## WHAT YOU HAVE TO DO
Could you copy each line of the entries that contains "description"?

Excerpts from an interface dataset

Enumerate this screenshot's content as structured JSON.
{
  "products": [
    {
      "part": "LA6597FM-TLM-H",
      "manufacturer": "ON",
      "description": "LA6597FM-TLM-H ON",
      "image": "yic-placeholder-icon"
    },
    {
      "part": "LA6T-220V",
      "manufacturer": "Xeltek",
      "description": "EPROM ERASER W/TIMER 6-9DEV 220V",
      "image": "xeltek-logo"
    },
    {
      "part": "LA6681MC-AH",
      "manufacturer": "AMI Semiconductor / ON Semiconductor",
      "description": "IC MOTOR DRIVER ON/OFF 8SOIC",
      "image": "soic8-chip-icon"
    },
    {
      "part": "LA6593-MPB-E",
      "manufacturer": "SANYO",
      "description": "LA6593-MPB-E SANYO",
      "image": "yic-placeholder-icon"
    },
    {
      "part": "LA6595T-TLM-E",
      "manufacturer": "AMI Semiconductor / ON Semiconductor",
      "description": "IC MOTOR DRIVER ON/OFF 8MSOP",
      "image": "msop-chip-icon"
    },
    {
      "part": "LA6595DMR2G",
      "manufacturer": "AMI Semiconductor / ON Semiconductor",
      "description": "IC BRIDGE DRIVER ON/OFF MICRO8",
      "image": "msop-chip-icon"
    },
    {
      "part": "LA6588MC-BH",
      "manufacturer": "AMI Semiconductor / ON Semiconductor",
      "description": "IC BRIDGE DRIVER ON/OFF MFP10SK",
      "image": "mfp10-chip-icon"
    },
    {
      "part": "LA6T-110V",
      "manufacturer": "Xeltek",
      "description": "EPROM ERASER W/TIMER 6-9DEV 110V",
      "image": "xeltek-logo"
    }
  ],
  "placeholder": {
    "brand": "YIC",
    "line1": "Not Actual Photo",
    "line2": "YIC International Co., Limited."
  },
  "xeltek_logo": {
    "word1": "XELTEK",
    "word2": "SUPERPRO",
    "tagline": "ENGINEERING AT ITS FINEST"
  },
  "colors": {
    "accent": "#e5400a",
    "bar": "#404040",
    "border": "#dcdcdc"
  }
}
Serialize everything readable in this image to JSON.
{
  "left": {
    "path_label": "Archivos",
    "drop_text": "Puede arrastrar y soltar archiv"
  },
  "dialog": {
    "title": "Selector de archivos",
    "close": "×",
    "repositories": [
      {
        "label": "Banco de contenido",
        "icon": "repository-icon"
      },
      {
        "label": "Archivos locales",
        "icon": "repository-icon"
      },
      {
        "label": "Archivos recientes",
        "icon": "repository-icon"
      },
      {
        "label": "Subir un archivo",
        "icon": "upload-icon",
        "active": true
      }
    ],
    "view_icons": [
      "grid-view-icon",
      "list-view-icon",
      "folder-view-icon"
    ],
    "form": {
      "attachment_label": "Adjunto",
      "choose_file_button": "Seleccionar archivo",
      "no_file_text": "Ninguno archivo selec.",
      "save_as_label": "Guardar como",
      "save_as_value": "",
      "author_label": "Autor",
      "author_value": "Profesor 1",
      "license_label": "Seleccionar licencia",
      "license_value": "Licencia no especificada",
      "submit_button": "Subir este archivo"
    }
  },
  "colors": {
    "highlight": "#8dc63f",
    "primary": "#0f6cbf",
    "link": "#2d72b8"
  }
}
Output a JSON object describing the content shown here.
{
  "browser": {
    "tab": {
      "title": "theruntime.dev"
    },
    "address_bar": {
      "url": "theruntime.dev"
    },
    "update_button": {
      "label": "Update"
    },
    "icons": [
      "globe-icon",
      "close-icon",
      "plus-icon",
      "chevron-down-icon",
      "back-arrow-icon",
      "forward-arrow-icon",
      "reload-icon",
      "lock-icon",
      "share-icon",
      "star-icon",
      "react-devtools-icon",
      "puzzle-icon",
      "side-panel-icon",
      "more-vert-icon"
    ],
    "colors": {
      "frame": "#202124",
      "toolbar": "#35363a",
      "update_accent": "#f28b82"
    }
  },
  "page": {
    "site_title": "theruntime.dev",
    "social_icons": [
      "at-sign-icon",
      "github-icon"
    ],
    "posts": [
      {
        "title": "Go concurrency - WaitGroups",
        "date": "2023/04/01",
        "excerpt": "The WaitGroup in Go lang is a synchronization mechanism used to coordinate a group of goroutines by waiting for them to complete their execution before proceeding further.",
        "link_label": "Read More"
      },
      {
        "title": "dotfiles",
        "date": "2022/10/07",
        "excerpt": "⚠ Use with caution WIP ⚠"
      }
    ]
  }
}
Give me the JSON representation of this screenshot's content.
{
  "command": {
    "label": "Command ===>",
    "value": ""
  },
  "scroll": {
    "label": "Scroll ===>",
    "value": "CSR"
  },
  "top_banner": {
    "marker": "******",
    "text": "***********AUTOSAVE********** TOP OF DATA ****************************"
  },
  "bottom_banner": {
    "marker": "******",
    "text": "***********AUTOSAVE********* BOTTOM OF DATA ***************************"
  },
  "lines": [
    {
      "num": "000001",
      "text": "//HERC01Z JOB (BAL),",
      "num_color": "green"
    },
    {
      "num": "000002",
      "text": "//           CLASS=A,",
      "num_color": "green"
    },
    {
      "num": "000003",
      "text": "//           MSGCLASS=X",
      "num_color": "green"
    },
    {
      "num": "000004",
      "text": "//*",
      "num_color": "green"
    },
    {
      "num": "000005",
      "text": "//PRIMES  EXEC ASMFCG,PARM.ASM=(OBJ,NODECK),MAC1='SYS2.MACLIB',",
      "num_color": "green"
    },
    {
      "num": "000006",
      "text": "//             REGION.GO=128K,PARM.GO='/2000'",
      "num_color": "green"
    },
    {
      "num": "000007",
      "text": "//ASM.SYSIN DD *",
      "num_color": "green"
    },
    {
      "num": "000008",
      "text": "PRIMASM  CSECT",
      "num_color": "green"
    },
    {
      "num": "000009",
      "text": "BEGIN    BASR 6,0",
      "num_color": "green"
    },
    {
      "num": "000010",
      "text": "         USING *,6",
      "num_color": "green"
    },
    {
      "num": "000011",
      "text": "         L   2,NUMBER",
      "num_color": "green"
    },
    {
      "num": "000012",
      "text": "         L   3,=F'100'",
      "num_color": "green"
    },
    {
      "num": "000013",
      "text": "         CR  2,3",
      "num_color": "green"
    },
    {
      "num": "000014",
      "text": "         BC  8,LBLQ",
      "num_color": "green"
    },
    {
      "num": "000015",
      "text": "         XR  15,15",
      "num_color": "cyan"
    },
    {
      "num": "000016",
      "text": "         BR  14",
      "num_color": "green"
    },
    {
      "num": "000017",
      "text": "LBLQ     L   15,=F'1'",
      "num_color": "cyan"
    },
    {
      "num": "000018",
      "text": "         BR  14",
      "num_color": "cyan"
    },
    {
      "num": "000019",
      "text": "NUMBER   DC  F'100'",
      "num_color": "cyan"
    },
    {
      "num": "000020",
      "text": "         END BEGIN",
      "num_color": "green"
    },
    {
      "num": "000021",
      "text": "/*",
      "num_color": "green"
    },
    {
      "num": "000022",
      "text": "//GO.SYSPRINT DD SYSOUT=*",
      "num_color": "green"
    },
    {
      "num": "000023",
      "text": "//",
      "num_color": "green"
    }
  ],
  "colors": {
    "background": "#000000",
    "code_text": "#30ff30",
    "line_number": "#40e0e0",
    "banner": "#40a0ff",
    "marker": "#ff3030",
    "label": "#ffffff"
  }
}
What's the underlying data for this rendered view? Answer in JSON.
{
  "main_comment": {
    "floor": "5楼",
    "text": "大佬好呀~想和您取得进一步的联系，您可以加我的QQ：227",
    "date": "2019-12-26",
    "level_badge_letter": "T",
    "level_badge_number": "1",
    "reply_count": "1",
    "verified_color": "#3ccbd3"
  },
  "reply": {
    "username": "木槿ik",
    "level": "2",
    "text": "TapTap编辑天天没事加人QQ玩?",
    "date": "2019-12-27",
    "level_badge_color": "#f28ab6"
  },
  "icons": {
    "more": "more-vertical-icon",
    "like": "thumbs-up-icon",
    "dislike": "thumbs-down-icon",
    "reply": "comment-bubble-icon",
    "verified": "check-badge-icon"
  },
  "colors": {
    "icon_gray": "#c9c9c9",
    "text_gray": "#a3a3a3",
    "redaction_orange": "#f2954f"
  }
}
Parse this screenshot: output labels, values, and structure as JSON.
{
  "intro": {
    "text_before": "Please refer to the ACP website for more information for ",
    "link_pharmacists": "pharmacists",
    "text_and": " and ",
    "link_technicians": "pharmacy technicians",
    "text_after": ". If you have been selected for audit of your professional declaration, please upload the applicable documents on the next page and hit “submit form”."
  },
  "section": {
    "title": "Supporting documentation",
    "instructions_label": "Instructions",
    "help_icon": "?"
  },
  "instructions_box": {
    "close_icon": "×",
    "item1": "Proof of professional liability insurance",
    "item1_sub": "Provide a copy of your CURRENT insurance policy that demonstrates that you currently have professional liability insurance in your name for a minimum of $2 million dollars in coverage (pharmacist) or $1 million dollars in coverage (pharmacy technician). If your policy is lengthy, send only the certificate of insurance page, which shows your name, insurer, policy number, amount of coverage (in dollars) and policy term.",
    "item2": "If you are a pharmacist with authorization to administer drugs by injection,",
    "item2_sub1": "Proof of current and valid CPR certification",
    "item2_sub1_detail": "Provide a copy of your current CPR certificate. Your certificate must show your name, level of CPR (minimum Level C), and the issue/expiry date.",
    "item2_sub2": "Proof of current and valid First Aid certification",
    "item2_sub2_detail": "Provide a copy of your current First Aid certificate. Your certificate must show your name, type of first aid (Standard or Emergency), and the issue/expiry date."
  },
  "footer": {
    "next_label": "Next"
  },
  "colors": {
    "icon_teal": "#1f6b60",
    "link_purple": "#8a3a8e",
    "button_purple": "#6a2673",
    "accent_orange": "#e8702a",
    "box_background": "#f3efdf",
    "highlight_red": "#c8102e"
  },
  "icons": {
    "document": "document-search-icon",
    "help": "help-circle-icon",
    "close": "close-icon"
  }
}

## SOLUTION BELOW
      "description": "LA6597FM-TLM-H ON",
      "description": "EPROM ERASER W/TIMER 6-9DEV 220V",
      "description": "IC MOTOR DRIVER ON/OFF 8SOIC",
      "description": "LA6593-MPB-E SANYO",
      "description": "IC MOTOR DRIVER ON/OFF 8MSOP",
      "description": "IC BRIDGE DRIVER ON/OFF MICRO8",
      "description": "IC BRIDGE DRIVER ON/OFF MFP10SK",
      "description": "EPROM ERASER W/TIMER 6-9DEV 110V",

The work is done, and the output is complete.